In a clip of an interview, she (the AI Bina48, remember) spoke with Morgan Freeman on a National Geographic episode. He revealed the real Bina and her wife, Martine, have such a close relationship that Martine couldn’t see herself living without her wife Bina. So she decided to have a robot, or android, created in her wife’s image that would hold the same beliefs, values, and memories as Bina. Yep.

Although the AI doesn’t sound like the black woman, I’m sure they’re working on it. She did say she sees herself as human first, then a black woman. She even wears make-up and lipstick. For me seeing this bot for the first time, I suppose if the AI didn’t sound so much like a programmed robot and had the voice of the woman too, things would be a little scary.

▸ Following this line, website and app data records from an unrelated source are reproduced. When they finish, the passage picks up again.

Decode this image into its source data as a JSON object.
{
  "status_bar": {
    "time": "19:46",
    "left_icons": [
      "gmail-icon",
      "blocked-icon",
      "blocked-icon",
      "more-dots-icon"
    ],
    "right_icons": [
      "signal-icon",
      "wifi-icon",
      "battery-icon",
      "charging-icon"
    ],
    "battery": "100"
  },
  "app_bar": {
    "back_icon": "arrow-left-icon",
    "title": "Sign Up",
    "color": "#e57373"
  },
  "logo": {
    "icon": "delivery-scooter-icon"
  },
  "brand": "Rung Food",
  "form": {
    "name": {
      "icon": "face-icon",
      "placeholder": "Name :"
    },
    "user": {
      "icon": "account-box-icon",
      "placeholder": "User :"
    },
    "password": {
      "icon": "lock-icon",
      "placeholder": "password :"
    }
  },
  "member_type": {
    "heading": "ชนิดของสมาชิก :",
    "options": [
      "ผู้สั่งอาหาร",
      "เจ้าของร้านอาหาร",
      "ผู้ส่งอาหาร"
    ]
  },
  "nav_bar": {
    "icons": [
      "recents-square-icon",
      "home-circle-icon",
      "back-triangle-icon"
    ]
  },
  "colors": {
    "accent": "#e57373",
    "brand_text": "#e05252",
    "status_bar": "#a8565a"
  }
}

After the Morgan Freeman clip was played, Bruce Duncan (managing director of Terasem Movement Foundation), then gave a talk about Bina48, and said each of us could have our own Bina48 left behind when we died. He mentioned we could upload things like pictures into the AI and create a mind-file. Really?

What a thing to consider. Would I allow a bot to be made with my likeness? Have a robot say things I think of and speak on my beliefs? I can’t think about it really because I’m not convinced Bina48 had enough likeness of the real Bina. Perhaps I’ll do more research on it, but the real Bina and Bina48 had two different favorite colors. And when they conversed, I did not hear any similarities between the two. I heard a robot be very direct with a woman she was made to look and supposedly be like. Overall the robot sounded like a robot with its pauses and standard robot jargon about being created and what it wants (to be a human someday and whatnot), but nothing was said that amazed me. What alarmed me was the talk Duncan had with the bot and the fact that I know the bot will become more and more fine-tuned in years to come.

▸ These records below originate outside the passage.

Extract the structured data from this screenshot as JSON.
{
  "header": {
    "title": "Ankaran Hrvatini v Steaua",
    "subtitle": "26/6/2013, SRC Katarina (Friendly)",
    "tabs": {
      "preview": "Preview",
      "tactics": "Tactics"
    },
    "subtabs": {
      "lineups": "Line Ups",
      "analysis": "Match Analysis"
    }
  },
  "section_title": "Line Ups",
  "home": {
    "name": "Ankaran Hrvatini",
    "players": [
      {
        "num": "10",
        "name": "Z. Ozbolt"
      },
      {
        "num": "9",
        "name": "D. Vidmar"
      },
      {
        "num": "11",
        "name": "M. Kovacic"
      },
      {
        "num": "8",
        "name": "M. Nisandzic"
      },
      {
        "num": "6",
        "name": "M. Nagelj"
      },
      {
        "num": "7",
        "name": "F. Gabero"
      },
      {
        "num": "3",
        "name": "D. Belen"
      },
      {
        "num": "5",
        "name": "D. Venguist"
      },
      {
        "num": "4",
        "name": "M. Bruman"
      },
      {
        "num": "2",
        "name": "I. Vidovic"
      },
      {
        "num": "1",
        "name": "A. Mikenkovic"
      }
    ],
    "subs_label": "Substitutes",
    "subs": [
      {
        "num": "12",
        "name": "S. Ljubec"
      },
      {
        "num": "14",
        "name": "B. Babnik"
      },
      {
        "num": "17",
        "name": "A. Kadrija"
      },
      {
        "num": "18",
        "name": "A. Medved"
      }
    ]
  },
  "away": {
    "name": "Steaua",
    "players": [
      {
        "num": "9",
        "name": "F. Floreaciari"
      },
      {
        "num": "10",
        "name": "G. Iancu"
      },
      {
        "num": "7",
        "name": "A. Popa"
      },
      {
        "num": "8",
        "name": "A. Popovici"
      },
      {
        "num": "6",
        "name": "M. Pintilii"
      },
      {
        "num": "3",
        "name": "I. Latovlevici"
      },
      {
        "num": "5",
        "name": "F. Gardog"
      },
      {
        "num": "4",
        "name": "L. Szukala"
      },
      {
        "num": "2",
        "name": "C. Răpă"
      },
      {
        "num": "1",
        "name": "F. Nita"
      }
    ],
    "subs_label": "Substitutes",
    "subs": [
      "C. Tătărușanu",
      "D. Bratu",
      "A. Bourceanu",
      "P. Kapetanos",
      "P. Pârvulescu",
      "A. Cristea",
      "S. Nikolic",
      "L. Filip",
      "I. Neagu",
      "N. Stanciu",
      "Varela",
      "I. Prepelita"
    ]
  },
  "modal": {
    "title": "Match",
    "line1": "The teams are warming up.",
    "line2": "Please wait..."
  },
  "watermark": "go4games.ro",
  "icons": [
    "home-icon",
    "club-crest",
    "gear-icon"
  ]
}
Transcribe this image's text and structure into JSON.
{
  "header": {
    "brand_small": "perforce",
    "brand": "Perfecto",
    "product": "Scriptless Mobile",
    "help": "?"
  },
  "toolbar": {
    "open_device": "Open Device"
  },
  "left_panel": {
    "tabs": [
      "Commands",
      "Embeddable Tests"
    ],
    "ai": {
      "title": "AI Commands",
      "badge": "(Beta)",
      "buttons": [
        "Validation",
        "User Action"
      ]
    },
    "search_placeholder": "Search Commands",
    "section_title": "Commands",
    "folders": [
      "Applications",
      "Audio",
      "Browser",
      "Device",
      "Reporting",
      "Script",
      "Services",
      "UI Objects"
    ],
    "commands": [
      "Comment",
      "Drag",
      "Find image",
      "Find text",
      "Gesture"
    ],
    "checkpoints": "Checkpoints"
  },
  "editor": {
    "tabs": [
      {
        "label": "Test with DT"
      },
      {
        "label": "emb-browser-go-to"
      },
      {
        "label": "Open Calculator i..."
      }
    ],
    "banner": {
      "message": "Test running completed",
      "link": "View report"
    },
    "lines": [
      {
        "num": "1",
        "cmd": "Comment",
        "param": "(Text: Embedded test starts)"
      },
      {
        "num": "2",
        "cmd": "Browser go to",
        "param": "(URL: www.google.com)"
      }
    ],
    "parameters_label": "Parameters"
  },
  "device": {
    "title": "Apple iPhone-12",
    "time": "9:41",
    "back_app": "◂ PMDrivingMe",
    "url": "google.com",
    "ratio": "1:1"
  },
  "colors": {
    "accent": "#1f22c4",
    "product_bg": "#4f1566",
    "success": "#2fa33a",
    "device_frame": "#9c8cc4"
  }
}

Afro-futurism blog #3

“You’re the magician. Pull me back to gather again the way you cut me in half. Make the woman in doubt disappear.”—Beyoncé
The above quote from Beyoncé’s song “All Night” points out that someone else has a powerful impact on the speaker. It says this person, perhaps loved, is certainly trusted. No one would say “pull me back together again” after being cut in half if they would not agree to being cut in half in the first place. In other words, if they did not trust the magician. Her life, for however long the act is, is in the magician’s hand. What has the other person, the “magician,” done to deserve their trust? How has this person cared for the other? Loved the other? They’ve done something, proved themselves somehow, to earn that trust.
Everybody in a relationship wants to be able to trust the other person. Everybody wants, even if they say they don’t want, to be vulnerable without being judged. They want to be heard and cared for. They want to know their voice, thoughts, opinions, are valued. Only then can they be vulnerable enough to reveal their doubts, which will come out in their voice, thoughts, and opinions. Only then can they trust and ask someone to make their doubts disappear.
Another quote from the song is, “I found the truth beneath your lies. And true love never has to hide.” Mm. Within the first sentence this person is already saying I know you. I know you well enough to know what you are really saying but are afraid to say. The second sentence, “true love never has to hide,” points out the flaw the other person has is an unnecessary one. This quote and the one is the previous paragraph go together. Trust, again, is in the forefront of this relationship. Sometimes people don’t realize what they have in a relationship, or who they have in their corner. They can miss the whole thing by focusing on what an experience has taught them previously. This can hinder a relationship. But a person who is understanding and patient and realizes this, can help in this arena of their life. And when the person who apparently has trust issues, or other issues leading back to a lack of being vulnerable, they may come around and see the sun for the first time. And begin to understand it was there the whole time. Hidden in plain sight.